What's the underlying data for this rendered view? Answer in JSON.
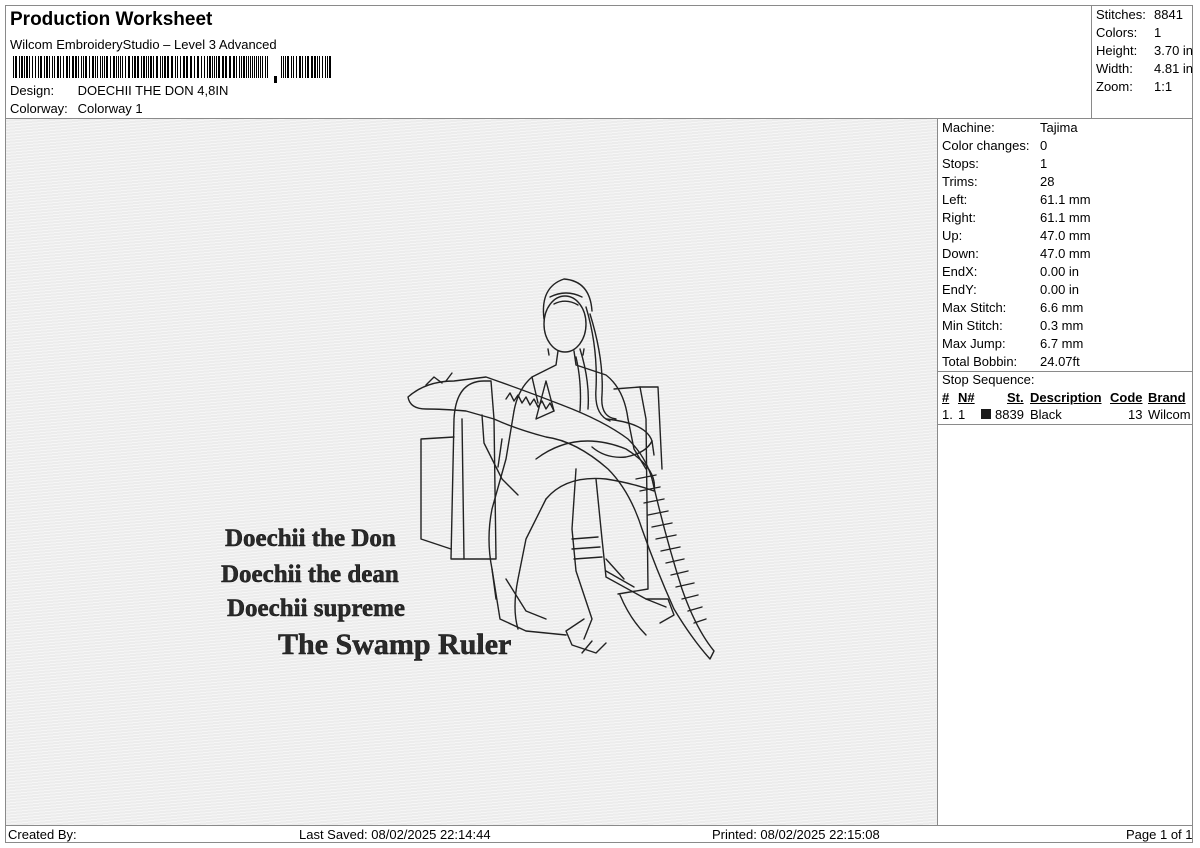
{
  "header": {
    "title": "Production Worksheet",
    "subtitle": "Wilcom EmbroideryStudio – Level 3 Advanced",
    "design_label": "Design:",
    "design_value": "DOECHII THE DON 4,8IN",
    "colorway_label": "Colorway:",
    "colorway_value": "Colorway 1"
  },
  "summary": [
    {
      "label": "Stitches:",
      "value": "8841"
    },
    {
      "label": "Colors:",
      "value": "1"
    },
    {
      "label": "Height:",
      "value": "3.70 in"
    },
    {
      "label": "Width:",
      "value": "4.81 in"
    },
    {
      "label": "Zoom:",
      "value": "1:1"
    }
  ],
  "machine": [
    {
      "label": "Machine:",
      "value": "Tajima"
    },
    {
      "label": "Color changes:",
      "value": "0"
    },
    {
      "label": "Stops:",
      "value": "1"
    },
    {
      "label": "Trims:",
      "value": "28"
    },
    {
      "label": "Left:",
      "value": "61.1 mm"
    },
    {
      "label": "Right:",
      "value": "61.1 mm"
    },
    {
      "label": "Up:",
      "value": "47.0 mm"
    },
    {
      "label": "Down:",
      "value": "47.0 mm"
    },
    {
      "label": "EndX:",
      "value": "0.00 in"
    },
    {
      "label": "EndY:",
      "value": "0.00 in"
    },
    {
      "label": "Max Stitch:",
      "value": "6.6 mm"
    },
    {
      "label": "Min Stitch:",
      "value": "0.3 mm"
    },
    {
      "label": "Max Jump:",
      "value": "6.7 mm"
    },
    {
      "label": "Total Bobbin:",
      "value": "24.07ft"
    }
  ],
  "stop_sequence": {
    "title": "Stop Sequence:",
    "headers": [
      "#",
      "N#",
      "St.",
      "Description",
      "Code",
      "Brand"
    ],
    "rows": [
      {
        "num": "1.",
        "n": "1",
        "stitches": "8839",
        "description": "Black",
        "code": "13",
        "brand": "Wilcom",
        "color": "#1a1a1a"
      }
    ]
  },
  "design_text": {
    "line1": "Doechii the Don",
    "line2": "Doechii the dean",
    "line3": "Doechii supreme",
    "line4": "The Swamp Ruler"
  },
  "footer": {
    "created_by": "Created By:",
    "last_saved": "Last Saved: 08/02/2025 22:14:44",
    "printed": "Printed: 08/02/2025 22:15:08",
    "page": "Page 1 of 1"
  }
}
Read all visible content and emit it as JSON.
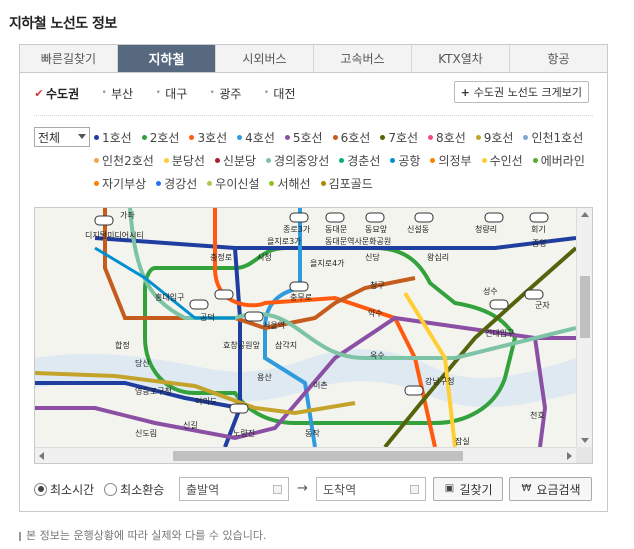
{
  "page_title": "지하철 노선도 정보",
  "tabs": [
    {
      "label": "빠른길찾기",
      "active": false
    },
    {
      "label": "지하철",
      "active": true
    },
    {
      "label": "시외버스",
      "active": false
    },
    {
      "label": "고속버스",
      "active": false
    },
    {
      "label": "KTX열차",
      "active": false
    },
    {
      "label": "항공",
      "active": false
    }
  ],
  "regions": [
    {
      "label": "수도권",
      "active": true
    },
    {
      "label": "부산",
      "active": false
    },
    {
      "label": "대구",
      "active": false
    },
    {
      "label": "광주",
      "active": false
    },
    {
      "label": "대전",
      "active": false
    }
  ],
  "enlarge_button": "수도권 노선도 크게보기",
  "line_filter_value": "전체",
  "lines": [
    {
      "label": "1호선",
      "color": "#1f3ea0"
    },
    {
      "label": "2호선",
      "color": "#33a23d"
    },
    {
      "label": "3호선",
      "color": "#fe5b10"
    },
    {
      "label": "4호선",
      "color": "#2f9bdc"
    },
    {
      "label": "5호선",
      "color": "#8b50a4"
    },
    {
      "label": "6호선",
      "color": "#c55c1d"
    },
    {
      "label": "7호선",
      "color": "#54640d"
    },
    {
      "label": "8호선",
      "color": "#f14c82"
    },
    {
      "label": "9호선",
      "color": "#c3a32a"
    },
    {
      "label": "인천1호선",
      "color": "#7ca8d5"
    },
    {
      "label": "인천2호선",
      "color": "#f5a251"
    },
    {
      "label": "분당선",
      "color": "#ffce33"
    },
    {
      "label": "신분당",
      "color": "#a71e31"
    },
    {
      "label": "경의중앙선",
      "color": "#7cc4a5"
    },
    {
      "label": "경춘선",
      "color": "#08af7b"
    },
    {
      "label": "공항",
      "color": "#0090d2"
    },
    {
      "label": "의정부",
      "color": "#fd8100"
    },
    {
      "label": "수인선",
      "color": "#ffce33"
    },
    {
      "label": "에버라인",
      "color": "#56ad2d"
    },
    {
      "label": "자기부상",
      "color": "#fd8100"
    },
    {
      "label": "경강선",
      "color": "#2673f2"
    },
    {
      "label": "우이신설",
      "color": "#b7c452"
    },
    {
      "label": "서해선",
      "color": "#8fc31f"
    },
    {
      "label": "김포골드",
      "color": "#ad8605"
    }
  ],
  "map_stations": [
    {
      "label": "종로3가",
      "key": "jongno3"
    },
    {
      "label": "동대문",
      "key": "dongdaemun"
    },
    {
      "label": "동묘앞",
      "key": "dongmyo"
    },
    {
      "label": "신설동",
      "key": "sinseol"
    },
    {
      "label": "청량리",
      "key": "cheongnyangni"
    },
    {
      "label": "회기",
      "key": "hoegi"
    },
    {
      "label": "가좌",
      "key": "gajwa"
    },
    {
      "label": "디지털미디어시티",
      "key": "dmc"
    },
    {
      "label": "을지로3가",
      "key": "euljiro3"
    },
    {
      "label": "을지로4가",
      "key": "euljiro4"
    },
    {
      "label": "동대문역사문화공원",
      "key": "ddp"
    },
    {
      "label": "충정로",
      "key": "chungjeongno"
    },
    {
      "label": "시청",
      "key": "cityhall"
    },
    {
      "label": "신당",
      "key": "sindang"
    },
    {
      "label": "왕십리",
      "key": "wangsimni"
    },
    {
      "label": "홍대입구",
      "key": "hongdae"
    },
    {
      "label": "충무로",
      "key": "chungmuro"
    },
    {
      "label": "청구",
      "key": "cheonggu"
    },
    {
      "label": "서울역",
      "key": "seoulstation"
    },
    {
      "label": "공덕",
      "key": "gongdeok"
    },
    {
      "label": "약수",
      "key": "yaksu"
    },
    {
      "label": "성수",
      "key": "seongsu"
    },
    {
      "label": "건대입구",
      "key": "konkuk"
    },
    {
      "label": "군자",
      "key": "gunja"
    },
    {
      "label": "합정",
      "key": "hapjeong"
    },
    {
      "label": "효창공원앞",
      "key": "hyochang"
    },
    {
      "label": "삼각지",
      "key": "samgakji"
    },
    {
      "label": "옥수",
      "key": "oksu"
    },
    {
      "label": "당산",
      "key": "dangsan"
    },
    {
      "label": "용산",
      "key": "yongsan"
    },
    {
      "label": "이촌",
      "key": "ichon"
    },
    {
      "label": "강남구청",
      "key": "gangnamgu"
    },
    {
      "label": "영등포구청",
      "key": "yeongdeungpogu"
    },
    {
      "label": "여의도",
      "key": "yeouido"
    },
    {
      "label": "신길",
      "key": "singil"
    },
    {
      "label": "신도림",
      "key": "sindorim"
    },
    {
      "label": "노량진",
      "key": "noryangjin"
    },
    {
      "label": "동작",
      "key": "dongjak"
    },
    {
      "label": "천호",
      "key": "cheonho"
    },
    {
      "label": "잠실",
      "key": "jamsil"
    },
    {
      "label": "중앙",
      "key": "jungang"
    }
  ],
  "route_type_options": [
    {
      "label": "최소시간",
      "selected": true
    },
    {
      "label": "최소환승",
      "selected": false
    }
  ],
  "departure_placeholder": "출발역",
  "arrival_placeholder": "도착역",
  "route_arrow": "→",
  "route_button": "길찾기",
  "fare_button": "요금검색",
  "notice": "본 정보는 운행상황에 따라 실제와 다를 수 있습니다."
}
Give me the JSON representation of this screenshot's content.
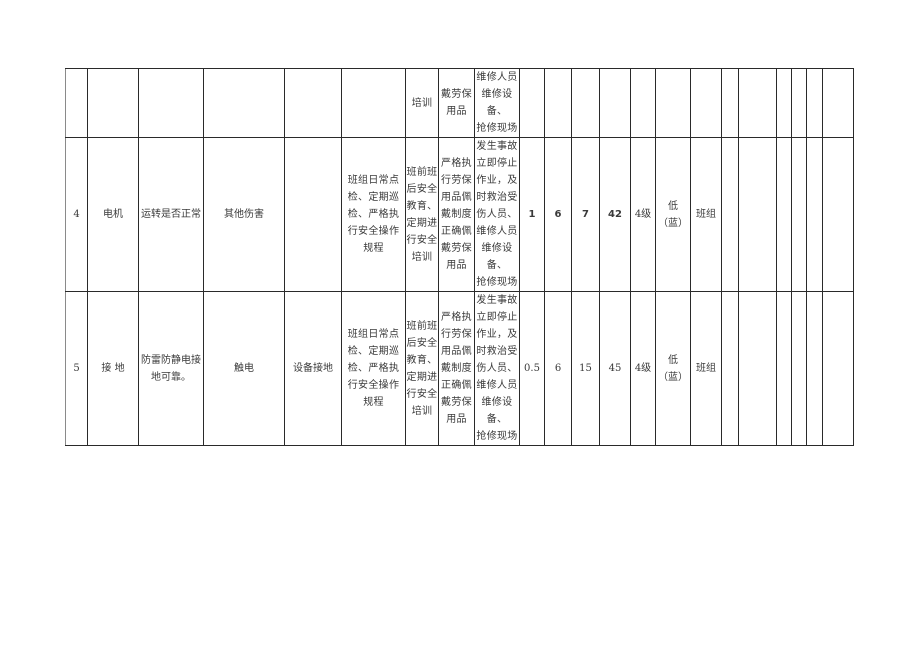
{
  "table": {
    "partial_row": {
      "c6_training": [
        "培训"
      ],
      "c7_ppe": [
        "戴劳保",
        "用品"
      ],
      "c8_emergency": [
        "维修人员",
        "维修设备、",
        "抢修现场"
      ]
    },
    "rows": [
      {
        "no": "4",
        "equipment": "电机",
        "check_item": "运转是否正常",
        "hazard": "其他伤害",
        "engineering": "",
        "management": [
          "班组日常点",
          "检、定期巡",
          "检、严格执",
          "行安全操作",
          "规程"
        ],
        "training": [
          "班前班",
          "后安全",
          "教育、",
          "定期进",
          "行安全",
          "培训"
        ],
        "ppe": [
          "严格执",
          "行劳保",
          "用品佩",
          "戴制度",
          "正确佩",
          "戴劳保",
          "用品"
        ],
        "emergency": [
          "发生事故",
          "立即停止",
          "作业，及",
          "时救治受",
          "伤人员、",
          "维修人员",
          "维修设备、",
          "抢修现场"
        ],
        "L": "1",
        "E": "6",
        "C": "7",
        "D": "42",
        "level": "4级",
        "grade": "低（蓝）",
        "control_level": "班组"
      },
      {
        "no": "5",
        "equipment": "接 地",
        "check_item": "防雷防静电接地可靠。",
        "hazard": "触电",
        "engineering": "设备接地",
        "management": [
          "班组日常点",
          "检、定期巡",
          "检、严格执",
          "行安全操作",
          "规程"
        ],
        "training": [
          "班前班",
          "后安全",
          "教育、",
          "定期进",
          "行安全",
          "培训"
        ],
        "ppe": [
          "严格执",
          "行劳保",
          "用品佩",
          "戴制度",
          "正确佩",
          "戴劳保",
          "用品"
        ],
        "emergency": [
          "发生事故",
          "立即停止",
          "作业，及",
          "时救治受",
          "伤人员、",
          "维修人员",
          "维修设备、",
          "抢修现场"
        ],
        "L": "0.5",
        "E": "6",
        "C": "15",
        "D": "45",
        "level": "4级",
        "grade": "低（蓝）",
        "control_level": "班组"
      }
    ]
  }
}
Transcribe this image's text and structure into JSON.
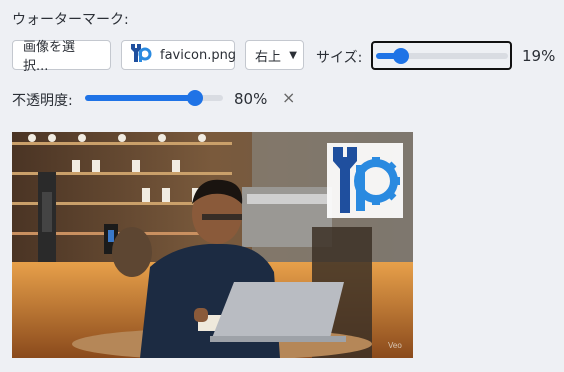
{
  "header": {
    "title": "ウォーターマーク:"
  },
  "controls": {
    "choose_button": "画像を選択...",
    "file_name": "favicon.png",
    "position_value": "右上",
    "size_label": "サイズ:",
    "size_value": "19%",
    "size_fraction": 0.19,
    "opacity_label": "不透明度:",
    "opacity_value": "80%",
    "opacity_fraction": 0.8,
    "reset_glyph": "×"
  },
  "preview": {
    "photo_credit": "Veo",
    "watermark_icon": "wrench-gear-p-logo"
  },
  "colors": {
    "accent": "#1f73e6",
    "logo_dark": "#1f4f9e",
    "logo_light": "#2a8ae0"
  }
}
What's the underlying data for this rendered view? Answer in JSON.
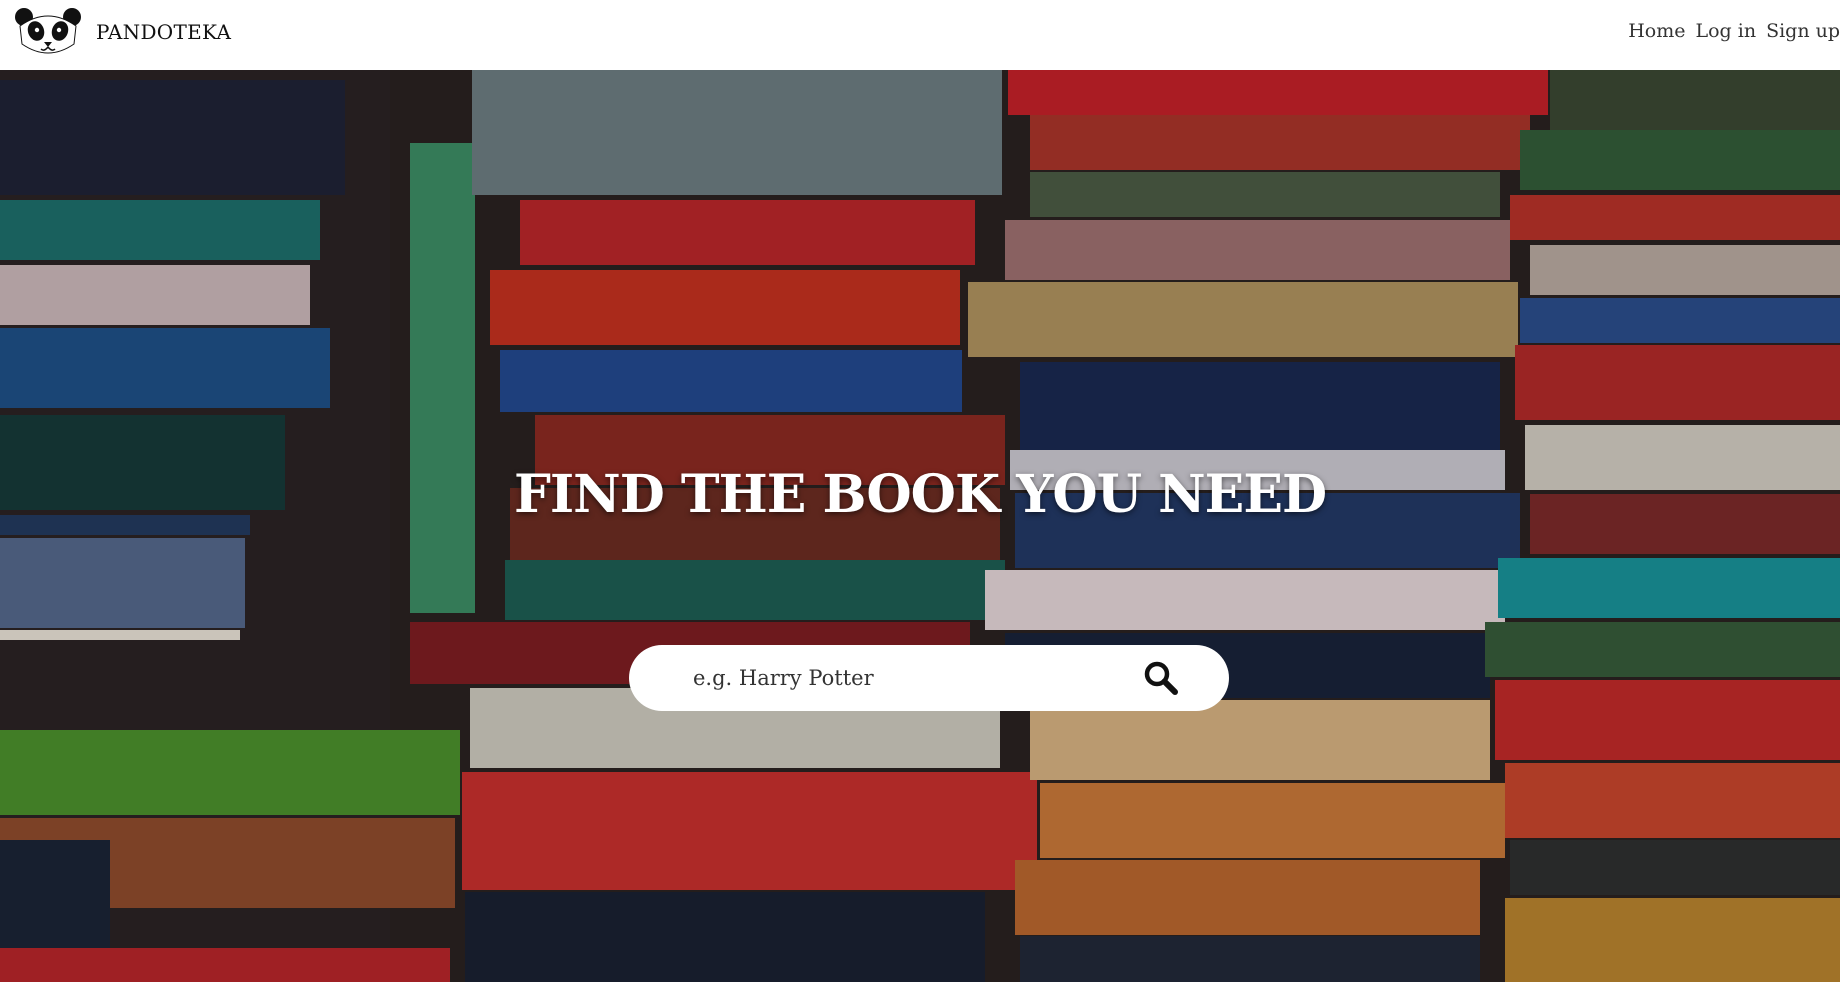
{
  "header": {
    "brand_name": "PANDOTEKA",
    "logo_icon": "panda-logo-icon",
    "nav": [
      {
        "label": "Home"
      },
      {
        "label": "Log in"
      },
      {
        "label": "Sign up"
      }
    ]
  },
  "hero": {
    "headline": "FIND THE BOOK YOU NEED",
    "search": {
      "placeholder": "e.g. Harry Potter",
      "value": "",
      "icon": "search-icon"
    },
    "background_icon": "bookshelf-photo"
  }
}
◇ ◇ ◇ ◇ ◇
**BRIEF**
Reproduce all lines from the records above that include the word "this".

**EXERCISE OUTPUT**
What's the underlying data for this rendered view? Answer in JSON.
Give me the JSON representation of this screenshot's content.
Transcribe this image's text and structure into JSON.
What's the underlying data for this rendered view? Answer in JSON.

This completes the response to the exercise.